This is according to a statement made by the Association of Mineworkers and Construction Union (AMCU) on Wednesday. It did not indicate how many jobs had been ‘saved’.
The statement said that the Section 189 discussions between Lonmin management and AMCU were concluded earlier this week – “and we are delighted to announce that of the 6 000 employees who were at risk of being retrenched, we were able to reduce [this]”.
[quote]Lonmin previously announced that 4 500 of its full-time employees and 1500 contractors would be retrenched. The process, which was expected to take two months and had run over for a lengthy seven months, is a first in South Africa.
The process was divided into three sections namely the voluntary severance package (VSP), re-skilling and redeployment of workers.
“The implication of losing so many jobs is devastating and will have a dire impact on the economy. Although we pride ourselves in the amount of jobs we have saved, we would have been more content knowing that no jobs were lost instead. We as AMCU will continue to fight in saving jobs and a decent living wage,” the statement concluded.
Lonmin’s restructuring programme
Lonmin first announced its restructuring programme last year as part of its business plan to become more financially secure. It started with the freezing of general recruitment and natural attrition to reduce workforce levels.
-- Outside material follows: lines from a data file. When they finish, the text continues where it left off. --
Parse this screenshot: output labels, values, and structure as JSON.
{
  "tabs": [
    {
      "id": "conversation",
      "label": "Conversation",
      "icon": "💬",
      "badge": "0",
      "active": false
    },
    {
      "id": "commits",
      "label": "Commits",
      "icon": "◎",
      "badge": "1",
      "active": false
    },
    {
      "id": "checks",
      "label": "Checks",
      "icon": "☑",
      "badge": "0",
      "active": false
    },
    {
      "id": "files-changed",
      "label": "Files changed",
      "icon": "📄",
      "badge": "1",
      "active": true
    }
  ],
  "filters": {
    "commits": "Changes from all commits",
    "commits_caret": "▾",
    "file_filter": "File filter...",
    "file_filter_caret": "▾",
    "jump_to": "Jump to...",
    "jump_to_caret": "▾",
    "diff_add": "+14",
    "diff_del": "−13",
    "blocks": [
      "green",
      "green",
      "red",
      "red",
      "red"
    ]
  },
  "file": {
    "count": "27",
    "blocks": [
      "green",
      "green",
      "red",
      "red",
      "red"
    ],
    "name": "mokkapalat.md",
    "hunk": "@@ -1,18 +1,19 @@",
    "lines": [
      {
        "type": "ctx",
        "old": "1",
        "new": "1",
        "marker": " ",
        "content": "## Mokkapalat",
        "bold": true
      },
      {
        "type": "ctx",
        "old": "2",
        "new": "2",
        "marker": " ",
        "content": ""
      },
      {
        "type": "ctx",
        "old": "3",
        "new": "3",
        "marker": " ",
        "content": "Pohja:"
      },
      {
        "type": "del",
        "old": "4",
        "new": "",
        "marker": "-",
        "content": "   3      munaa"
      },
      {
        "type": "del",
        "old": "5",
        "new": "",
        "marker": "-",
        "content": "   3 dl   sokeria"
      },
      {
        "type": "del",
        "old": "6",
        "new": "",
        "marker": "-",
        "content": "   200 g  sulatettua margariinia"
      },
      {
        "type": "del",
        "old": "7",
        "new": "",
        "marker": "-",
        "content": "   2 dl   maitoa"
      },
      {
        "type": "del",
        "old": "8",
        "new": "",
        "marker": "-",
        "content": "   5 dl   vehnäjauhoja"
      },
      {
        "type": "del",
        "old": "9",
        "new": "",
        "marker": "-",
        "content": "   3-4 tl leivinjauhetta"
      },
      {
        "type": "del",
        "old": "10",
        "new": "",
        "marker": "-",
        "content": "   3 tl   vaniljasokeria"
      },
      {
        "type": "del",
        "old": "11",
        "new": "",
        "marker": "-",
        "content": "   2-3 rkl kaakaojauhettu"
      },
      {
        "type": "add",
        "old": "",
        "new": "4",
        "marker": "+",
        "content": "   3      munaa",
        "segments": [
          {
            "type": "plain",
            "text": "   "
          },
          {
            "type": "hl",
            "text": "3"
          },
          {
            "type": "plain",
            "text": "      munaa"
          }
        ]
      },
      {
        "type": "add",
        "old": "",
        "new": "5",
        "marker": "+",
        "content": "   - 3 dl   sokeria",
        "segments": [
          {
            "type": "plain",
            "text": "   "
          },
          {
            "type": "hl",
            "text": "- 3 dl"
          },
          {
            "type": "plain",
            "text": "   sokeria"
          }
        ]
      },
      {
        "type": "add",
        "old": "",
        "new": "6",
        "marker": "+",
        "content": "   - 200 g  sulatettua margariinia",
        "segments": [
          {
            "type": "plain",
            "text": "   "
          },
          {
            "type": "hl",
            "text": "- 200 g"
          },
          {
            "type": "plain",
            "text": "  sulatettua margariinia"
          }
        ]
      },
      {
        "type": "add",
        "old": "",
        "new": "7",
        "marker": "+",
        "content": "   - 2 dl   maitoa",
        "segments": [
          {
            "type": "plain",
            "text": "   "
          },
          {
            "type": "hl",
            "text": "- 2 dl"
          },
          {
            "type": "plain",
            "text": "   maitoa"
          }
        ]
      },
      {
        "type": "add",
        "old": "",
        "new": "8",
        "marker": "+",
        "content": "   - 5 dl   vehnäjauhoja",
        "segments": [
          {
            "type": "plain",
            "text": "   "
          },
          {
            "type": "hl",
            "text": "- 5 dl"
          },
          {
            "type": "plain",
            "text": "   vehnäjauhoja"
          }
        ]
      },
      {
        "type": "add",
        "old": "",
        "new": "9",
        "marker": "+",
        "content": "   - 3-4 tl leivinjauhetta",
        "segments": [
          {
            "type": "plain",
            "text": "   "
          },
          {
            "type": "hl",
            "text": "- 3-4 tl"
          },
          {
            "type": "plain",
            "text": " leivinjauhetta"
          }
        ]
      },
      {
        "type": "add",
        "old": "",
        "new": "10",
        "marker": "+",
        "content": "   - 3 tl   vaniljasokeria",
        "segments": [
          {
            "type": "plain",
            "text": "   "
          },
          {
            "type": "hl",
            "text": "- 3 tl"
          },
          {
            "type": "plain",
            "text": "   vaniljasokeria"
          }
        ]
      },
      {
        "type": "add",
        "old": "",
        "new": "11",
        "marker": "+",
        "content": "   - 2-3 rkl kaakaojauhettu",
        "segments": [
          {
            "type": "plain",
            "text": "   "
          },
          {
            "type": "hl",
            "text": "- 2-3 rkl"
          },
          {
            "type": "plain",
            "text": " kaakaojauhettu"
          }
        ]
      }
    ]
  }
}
In addition, over 1 550 employees left the Group through voluntary separations and early retirement by 16 October 2015.
The 6 000 employee retrenchment programme as originally announced was due for completion by the end of September 2016.
In addition to its consultation process with AMCU, Lonmin’s majority union, it has also been in discussion with the other unions and non-unionised employees.
Both processes have been facilitated by the Commission for Conciliation, Mediation and Arbitration (CCMA). The consultation period has been extended by mutual agreement of all relevant stakeholders to enable full exploration of all alternatives to forced retrenchments.